TASK BRIEF:
Beginning with the first entry, set down each one exactly as shown.

Excerpts from an interface dataset:
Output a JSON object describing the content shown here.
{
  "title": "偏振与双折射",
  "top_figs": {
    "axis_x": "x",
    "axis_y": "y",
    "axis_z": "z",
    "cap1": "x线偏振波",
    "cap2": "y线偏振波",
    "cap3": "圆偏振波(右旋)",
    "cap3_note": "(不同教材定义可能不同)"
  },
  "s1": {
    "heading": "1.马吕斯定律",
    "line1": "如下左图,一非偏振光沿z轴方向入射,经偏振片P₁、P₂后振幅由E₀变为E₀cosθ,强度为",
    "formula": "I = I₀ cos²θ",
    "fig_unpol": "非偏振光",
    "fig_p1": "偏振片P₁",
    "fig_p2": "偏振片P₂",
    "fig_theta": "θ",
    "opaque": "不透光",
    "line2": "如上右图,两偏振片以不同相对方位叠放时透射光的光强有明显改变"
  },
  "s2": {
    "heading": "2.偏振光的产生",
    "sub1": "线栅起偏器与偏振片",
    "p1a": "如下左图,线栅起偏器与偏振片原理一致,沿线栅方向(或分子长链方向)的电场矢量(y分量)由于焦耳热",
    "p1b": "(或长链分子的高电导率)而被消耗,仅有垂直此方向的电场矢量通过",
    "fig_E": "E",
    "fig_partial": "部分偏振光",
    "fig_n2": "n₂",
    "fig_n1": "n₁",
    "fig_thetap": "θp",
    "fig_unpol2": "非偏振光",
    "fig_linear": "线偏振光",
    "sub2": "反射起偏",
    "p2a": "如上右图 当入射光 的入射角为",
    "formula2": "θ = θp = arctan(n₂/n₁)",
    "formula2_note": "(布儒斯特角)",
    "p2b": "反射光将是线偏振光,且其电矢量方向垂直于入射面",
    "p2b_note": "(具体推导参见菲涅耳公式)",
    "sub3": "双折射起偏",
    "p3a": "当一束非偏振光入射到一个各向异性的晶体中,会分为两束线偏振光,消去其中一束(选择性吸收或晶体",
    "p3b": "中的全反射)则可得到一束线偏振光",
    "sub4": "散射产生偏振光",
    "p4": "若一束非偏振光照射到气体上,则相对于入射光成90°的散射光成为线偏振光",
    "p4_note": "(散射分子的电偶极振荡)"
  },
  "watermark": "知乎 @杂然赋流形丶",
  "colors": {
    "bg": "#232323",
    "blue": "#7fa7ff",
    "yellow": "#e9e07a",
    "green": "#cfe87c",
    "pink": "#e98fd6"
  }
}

TASK RESULT:
Output a JSON object describing the content shown here.
{
  "title": "偏振与双折射",
  "top_figs": {
    "axis_x": "x",
    "axis_y": "y",
    "axis_z": "z",
    "cap1": "x线偏振波",
    "cap2": "y线偏振波",
    "cap3": "圆偏振波(右旋)",
    "cap3_note": "(不同教材定义可能不同)"
  },
  "s1": {
    "heading": "1.马吕斯定律",
    "line1": "如下左图,一非偏振光沿z轴方向入射,经偏振片P₁、P₂后振幅由E₀变为E₀cosθ,强度为",
    "formula": "I = I₀ cos²θ",
    "fig_unpol": "非偏振光",
    "fig_p1": "偏振片P₁",
    "fig_p2": "偏振片P₂",
    "fig_theta": "θ",
    "opaque": "不透光",
    "line2": "如上右图,两偏振片以不同相对方位叠放时透射光的光强有明显改变"
  },
  "s2": {
    "heading": "2.偏振光的产生",
    "sub1": "线栅起偏器与偏振片",
    "p1a": "如下左图,线栅起偏器与偏振片原理一致,沿线栅方向(或分子长链方向)的电场矢量(y分量)由于焦耳热",
    "p1b": "(或长链分子的高电导率)而被消耗,仅有垂直此方向的电场矢量通过",
    "fig_E": "E",
    "fig_partial": "部分偏振光",
    "fig_n2": "n₂",
    "fig_n1": "n₁",
    "fig_thetap": "θp",
    "fig_unpol2": "非偏振光",
    "fig_linear": "线偏振光",
    "sub2": "反射起偏",
    "p2a": "如上右图 当入射光 的入射角为",
    "formula2": "θ = θp = arctan(n₂/n₁)",
    "formula2_note": "(布儒斯特角)",
    "p2b": "反射光将是线偏振光,且其电矢量方向垂直于入射面",
    "p2b_note": "(具体推导参见菲涅耳公式)",
    "sub3": "双折射起偏",
    "p3a": "当一束非偏振光入射到一个各向异性的晶体中,会分为两束线偏振光,消去其中一束(选择性吸收或晶体",
    "p3b": "中的全反射)则可得到一束线偏振光",
    "sub4": "散射产生偏振光",
    "p4": "若一束非偏振光照射到气体上,则相对于入射光成90°的散射光成为线偏振光",
    "p4_note": "(散射分子的电偶极振荡)"
  },
  "watermark": "知乎 @杂然赋流形丶",
  "colors": {
    "bg": "#232323",
    "blue": "#7fa7ff",
    "yellow": "#e9e07a",
    "green": "#cfe87c",
    "pink": "#e98fd6"
  }
}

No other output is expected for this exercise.